Strategies for Facilitating Student Self-Review

Brief Description: This tip sheet provides practical methods for helping students self-review their own papers before engaging in peer review.

Contributed by Steven Corbett, Southern Connecticut State University

Strategies for Student Self-Review

An important aspect of peer review and response is trying to make sure students are actually doing as much as they can to self-review their own papers before engaging in peer review.

Carolyn Boiarskyclaims that students, often knowing that their paper will undergo peer review, might be tempted to “simply submit their drafts for review without expending the time required to evaluate and then revise their own work first [...] Peer review remains an important strategy for achieving an effective written text, but safeguards need to be built into the process to ensure that students have engaged in their own reviews and revisions before submitting work to their peers or teachers for review” (53).

Some ways to insure students are self-reviewing before peer reviewing:

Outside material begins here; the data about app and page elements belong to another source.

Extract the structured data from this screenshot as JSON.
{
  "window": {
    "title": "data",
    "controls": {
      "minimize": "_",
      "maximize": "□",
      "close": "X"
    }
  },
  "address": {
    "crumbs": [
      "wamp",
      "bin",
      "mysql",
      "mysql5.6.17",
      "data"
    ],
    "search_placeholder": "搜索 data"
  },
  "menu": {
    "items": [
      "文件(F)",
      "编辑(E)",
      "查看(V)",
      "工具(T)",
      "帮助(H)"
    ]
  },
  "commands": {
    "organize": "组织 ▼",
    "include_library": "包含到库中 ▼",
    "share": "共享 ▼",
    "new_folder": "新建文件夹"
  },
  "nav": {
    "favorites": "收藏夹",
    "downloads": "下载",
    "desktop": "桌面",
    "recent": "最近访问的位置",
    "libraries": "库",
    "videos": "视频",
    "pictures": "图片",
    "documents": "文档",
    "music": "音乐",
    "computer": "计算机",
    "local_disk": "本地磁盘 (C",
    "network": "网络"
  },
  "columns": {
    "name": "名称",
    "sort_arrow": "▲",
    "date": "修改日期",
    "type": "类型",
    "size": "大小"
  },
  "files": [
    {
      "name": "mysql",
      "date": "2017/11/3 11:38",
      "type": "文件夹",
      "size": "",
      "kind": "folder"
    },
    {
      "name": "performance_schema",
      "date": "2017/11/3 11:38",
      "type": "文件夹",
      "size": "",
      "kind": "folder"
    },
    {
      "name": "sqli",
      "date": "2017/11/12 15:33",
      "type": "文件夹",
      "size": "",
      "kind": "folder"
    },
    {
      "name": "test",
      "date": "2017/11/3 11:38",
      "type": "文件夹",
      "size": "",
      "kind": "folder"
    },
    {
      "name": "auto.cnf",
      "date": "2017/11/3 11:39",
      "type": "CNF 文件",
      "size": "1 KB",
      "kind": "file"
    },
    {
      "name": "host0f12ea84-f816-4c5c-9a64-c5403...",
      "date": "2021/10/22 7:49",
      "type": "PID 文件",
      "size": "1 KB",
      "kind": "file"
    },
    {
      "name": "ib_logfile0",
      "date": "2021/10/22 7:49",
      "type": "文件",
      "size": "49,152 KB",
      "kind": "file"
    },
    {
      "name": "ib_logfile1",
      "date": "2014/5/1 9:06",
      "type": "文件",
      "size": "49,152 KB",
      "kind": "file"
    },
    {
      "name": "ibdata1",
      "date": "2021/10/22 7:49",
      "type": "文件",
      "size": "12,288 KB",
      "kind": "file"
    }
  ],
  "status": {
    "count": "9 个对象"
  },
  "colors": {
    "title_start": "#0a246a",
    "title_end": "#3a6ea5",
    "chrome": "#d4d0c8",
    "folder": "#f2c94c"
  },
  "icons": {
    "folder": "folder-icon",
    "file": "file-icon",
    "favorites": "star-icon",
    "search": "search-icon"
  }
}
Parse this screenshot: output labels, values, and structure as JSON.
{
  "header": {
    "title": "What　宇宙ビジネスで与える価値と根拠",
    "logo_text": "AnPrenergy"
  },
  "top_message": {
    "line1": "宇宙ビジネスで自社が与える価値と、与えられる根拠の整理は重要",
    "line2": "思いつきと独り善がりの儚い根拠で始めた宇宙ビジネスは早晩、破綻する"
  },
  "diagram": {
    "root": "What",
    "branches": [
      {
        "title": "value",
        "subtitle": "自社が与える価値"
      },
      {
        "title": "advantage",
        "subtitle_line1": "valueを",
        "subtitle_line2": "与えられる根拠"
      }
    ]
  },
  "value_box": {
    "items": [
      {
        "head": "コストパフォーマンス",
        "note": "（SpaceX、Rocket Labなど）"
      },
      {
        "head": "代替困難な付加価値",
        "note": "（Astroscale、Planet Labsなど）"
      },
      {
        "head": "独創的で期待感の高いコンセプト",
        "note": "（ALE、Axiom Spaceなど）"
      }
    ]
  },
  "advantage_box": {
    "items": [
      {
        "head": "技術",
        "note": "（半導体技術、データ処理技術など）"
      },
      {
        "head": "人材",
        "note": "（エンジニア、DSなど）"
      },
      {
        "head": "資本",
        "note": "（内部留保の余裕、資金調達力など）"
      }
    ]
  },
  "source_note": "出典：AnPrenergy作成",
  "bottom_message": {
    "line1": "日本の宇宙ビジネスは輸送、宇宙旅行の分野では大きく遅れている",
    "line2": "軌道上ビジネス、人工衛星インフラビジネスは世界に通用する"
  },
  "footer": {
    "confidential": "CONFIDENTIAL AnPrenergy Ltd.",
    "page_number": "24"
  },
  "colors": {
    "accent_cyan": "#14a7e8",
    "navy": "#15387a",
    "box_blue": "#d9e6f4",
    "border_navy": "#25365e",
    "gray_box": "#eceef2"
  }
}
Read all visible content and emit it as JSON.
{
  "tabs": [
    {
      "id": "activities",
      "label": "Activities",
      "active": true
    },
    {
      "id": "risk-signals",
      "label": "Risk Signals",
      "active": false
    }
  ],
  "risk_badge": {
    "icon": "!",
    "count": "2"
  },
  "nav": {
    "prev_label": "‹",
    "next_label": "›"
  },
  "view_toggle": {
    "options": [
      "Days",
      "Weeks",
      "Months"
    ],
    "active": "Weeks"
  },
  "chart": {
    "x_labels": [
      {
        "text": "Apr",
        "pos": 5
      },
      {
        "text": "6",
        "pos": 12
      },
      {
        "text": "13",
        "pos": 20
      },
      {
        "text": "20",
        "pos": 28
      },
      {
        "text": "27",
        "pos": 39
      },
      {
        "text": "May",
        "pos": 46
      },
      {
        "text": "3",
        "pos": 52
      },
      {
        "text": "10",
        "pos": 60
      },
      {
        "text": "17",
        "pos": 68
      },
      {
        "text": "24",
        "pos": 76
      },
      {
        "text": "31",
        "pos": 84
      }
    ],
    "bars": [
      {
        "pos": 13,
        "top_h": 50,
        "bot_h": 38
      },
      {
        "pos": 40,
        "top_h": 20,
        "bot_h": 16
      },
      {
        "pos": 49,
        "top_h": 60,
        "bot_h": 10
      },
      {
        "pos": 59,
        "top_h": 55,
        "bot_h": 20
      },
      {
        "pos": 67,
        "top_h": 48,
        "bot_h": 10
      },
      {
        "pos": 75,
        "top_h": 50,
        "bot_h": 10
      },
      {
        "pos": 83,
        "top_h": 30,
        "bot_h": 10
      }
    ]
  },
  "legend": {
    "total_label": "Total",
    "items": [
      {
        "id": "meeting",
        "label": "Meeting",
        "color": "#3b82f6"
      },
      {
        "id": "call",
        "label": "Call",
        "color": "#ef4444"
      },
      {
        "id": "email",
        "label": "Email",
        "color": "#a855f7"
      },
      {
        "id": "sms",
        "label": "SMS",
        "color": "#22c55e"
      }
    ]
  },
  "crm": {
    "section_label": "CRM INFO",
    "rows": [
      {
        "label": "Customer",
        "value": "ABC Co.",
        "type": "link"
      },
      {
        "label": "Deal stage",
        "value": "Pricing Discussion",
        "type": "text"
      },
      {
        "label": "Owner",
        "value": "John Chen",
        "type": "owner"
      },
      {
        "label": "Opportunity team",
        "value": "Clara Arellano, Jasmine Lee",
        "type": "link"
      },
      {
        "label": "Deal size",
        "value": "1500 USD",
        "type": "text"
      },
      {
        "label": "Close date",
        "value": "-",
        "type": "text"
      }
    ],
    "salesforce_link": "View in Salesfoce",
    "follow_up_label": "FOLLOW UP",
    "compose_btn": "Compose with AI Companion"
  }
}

  1. Have students read their papers and write an analysis (a paragraph or two) of their experience reading their papers. Was it easy to understand what they wrote? Why or why not? Was it an enjoyable experience? Why or why not?
  2. Have students write an analytical essay of the strengths and weaknesses of their papers. This essay should have a claim involving the overall effectiveness or ineffectiveness of their paper, and supporting evidence. Students should use whatever assessment rubric you use for writing in the course, especially for key words and concepts to use in their analyses.
  3. In conjunction with 1 and/ or 2 above, or as a separate activity, have students do an exercise with their papers like the following:
  4. Circle the claim or purpose of your paper and write CLAIM or PURPOSE next to it.
  5. Underline the topic sentence in each paragraph and write TOPIC next to it.
  6. In each paragraph double-underline (or highlight) each sentence containing evidence for that paragraph’s topic sentence and write EVIDENCE next to it.
  7. In each paragraph, put brackets around each sentence related to the evidence.
  8. Check to see if each of the bracketed sentences is explaining how the evidence is supporting the paragraph’s topic sentence; write YES EXPLANATION next to each one that does and NO EXPLANATION next to each one that doesn’t (adapted from Shea).
  9. Have students use your peer review rubric (like the sample one I’ve included below) to review their own papers. 
  10. Always have students write some form of reader’s note with each draft they turn in. Questions/ requests can include: What did you like most about this draft? What did you find most difficult while writing this assignment? List some aspect(s) of this draft you would like me to pay special attention to when commenting on your paper. Anything else you need me to know?

Works Cited

Boiarsky, Carolyn R. “Learning to Learn: Helping Students Become Independent Thinkers.” Academic Literacy in the English Classroom: Helping Underprepared and Working Class Students Succeed in College. Ed. Carolyn R. Boiarsky. Portsmouth, NH: Boynton/Cook, 2003.22-26. Print.

Shea, Michael. “Response to Paper #2.” SCSU English 343 Unpublished Assignment. Spring, 2010.

Revision and Assessment Guide

Writer________________ Reviewer_________________Assignment_____________Date___________


CRITERIA(Please write additional commentary on the back of this sheet.)






1. Is the text on task and written for the proper audience and in the right genre via the assignment sheet? How or how not?






 2. Is there a title? What does it do for the text (or not do)?           






3. Is there a claim orstatement of purpose? Does it seem specific and complicated enough? Why or why not?






4. Does the writer capture your attention in the introduction? How?  Is the purpose of the text clear from the introduction?






5. Does the writer’s text “flow”? Do all the parts in the text seem to fit together in the best way? Are the paragraphs and ideas of this text interwoven together through quotes, analyses, and cohesive connections?






6. Do you know WHY each part of the text is there? If not, how can adjustments be made?






7. What is the conclusion doing? Does it both summarize the text a bit, as well as amplify the claim or purpose of the text, stated in the introduction, a little further or more creatively?






8. Is It INTERESTING/ and or informative?! Why or why not?






9. Is the grammar, spelling, and MLA formatting ok? Is language clear with few typos and errors?